Data excerpts START

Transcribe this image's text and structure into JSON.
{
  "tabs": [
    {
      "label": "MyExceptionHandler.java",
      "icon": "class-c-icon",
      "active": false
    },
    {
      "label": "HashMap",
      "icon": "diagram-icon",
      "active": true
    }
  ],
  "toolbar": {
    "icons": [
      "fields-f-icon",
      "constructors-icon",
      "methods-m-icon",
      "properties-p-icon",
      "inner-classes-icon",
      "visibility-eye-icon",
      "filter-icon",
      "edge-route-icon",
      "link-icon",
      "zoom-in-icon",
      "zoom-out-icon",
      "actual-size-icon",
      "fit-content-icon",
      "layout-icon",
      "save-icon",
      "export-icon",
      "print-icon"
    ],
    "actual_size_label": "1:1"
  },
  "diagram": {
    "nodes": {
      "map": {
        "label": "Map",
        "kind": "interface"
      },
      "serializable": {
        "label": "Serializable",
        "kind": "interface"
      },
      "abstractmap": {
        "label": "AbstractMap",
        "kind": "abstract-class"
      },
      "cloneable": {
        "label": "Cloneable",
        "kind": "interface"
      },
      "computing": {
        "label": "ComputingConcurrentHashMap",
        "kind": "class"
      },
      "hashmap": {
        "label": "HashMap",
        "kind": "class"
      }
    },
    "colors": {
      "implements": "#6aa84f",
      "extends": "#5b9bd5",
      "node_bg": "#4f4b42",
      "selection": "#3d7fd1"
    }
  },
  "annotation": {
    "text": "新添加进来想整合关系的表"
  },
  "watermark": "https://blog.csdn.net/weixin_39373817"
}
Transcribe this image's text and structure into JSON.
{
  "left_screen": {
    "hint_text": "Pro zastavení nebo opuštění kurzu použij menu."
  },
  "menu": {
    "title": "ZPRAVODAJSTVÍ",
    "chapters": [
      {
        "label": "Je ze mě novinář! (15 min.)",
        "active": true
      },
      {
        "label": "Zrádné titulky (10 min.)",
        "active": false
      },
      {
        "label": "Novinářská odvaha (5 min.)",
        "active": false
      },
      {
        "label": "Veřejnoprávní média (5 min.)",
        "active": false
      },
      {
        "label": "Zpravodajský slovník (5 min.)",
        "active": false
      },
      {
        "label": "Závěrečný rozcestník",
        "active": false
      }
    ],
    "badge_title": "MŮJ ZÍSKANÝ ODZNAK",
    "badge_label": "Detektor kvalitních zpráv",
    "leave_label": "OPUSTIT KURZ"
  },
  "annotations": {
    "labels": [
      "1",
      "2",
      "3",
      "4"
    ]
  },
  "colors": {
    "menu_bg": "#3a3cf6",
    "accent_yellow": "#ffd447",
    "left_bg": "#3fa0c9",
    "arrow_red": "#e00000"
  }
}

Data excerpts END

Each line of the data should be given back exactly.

Transcribe this image's text and structure into JSON.
{
  "tabs": [
    {
      "label": "MyExceptionHandler.java",
      "icon": "class-c-icon",
      "active": false
    },
    {
      "label": "HashMap",
      "icon": "diagram-icon",
      "active": true
    }
  ],
  "toolbar": {
    "icons": [
      "fields-f-icon",
      "constructors-icon",
      "methods-m-icon",
      "properties-p-icon",
      "inner-classes-icon",
      "visibility-eye-icon",
      "filter-icon",
      "edge-route-icon",
      "link-icon",
      "zoom-in-icon",
      "zoom-out-icon",
      "actual-size-icon",
      "fit-content-icon",
      "layout-icon",
      "save-icon",
      "export-icon",
      "print-icon"
    ],
    "actual_size_label": "1:1"
  },
  "diagram": {
    "nodes": {
      "map": {
        "label": "Map",
        "kind": "interface"
      },
      "serializable": {
        "label": "Serializable",
        "kind": "interface"
      },
      "abstractmap": {
        "label": "AbstractMap",
        "kind": "abstract-class"
      },
      "cloneable": {
        "label": "Cloneable",
        "kind": "interface"
      },
      "computing": {
        "label": "ComputingConcurrentHashMap",
        "kind": "class"
      },
      "hashmap": {
        "label": "HashMap",
        "kind": "class"
      }
    },
    "colors": {
      "implements": "#6aa84f",
      "extends": "#5b9bd5",
      "node_bg": "#4f4b42",
      "selection": "#3d7fd1"
    }
  },
  "annotation": {
    "text": "新添加进来想整合关系的表"
  },
  "watermark": "https://blog.csdn.net/weixin_39373817"
}
Transcribe this image's text and structure into JSON.
{
  "left_screen": {
    "hint_text": "Pro zastavení nebo opuštění kurzu použij menu."
  },
  "menu": {
    "title": "ZPRAVODAJSTVÍ",
    "chapters": [
      {
        "label": "Je ze mě novinář! (15 min.)",
        "active": true
      },
      {
        "label": "Zrádné titulky (10 min.)",
        "active": false
      },
      {
        "label": "Novinářská odvaha (5 min.)",
        "active": false
      },
      {
        "label": "Veřejnoprávní média (5 min.)",
        "active": false
      },
      {
        "label": "Zpravodajský slovník (5 min.)",
        "active": false
      },
      {
        "label": "Závěrečný rozcestník",
        "active": false
      }
    ],
    "badge_title": "MŮJ ZÍSKANÝ ODZNAK",
    "badge_label": "Detektor kvalitních zpráv",
    "leave_label": "OPUSTIT KURZ"
  },
  "annotations": {
    "labels": [
      "1",
      "2",
      "3",
      "4"
    ]
  },
  "colors": {
    "menu_bg": "#3a3cf6",
    "accent_yellow": "#ffd447",
    "left_bg": "#3fa0c9",
    "arrow_red": "#e00000"
  }
}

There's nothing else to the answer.